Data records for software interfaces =
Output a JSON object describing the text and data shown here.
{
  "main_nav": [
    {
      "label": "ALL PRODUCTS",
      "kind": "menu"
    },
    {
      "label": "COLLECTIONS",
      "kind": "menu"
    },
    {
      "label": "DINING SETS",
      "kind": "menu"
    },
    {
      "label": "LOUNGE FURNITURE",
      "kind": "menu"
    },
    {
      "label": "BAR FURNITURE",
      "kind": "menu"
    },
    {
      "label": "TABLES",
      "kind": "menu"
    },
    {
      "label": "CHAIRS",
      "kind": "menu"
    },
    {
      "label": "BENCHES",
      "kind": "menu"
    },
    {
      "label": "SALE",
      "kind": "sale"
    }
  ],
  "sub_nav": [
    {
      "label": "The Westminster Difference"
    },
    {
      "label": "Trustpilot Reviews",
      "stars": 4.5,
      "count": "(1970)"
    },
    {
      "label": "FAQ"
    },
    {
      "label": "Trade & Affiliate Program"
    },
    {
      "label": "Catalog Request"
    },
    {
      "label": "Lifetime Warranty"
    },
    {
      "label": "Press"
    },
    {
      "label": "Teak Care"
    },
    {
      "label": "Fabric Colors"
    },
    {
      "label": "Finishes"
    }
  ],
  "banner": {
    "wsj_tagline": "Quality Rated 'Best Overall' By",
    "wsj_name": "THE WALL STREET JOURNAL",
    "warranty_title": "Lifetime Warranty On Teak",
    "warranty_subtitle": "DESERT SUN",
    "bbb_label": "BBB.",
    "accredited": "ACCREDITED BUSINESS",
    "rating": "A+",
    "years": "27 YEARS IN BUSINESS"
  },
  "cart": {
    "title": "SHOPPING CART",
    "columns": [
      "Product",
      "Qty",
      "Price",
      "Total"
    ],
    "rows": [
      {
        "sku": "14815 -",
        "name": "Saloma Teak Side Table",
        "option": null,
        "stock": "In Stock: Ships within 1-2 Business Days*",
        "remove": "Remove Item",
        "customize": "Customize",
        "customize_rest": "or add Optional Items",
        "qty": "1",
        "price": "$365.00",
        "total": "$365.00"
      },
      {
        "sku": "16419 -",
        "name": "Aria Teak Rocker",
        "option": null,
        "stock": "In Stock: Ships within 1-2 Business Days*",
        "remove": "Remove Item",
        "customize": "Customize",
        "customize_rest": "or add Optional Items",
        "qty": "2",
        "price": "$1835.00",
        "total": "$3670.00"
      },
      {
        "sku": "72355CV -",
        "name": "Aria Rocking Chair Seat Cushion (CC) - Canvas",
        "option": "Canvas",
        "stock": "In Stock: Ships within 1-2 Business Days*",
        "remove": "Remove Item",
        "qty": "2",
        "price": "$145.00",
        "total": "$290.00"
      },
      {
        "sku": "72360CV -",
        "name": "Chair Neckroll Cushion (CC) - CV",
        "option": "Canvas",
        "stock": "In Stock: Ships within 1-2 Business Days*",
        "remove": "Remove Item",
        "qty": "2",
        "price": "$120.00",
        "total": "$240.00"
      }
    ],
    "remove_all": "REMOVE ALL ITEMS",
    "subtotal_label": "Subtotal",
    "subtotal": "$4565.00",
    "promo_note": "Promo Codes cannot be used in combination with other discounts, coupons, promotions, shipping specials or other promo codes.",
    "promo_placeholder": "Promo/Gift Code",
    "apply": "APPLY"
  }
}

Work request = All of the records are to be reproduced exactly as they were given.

Answer to the problem =
Output a JSON object describing the text and data shown here.
{
  "main_nav": [
    {
      "label": "ALL PRODUCTS",
      "kind": "menu"
    },
    {
      "label": "COLLECTIONS",
      "kind": "menu"
    },
    {
      "label": "DINING SETS",
      "kind": "menu"
    },
    {
      "label": "LOUNGE FURNITURE",
      "kind": "menu"
    },
    {
      "label": "BAR FURNITURE",
      "kind": "menu"
    },
    {
      "label": "TABLES",
      "kind": "menu"
    },
    {
      "label": "CHAIRS",
      "kind": "menu"
    },
    {
      "label": "BENCHES",
      "kind": "menu"
    },
    {
      "label": "SALE",
      "kind": "sale"
    }
  ],
  "sub_nav": [
    {
      "label": "The Westminster Difference"
    },
    {
      "label": "Trustpilot Reviews",
      "stars": 4.5,
      "count": "(1970)"
    },
    {
      "label": "FAQ"
    },
    {
      "label": "Trade & Affiliate Program"
    },
    {
      "label": "Catalog Request"
    },
    {
      "label": "Lifetime Warranty"
    },
    {
      "label": "Press"
    },
    {
      "label": "Teak Care"
    },
    {
      "label": "Fabric Colors"
    },
    {
      "label": "Finishes"
    }
  ],
  "banner": {
    "wsj_tagline": "Quality Rated 'Best Overall' By",
    "wsj_name": "THE WALL STREET JOURNAL",
    "warranty_title": "Lifetime Warranty On Teak",
    "warranty_subtitle": "DESERT SUN",
    "bbb_label": "BBB.",
    "accredited": "ACCREDITED BUSINESS",
    "rating": "A+",
    "years": "27 YEARS IN BUSINESS"
  },
  "cart": {
    "title": "SHOPPING CART",
    "columns": [
      "Product",
      "Qty",
      "Price",
      "Total"
    ],
    "rows": [
      {
        "sku": "14815 -",
        "name": "Saloma Teak Side Table",
        "option": null,
        "stock": "In Stock: Ships within 1-2 Business Days*",
        "remove": "Remove Item",
        "customize": "Customize",
        "customize_rest": "or add Optional Items",
        "qty": "1",
        "price": "$365.00",
        "total": "$365.00"
      },
      {
        "sku": "16419 -",
        "name": "Aria Teak Rocker",
        "option": null,
        "stock": "In Stock: Ships within 1-2 Business Days*",
        "remove": "Remove Item",
        "customize": "Customize",
        "customize_rest": "or add Optional Items",
        "qty": "2",
        "price": "$1835.00",
        "total": "$3670.00"
      },
      {
        "sku": "72355CV -",
        "name": "Aria Rocking Chair Seat Cushion (CC) - Canvas",
        "option": "Canvas",
        "stock": "In Stock: Ships within 1-2 Business Days*",
        "remove": "Remove Item",
        "qty": "2",
        "price": "$145.00",
        "total": "$290.00"
      },
      {
        "sku": "72360CV -",
        "name": "Chair Neckroll Cushion (CC) - CV",
        "option": "Canvas",
        "stock": "In Stock: Ships within 1-2 Business Days*",
        "remove": "Remove Item",
        "qty": "2",
        "price": "$120.00",
        "total": "$240.00"
      }
    ],
    "remove_all": "REMOVE ALL ITEMS",
    "subtotal_label": "Subtotal",
    "subtotal": "$4565.00",
    "promo_note": "Promo Codes cannot be used in combination with other discounts, coupons, promotions, shipping specials or other promo codes.",
    "promo_placeholder": "Promo/Gift Code",
    "apply": "APPLY"
  }
}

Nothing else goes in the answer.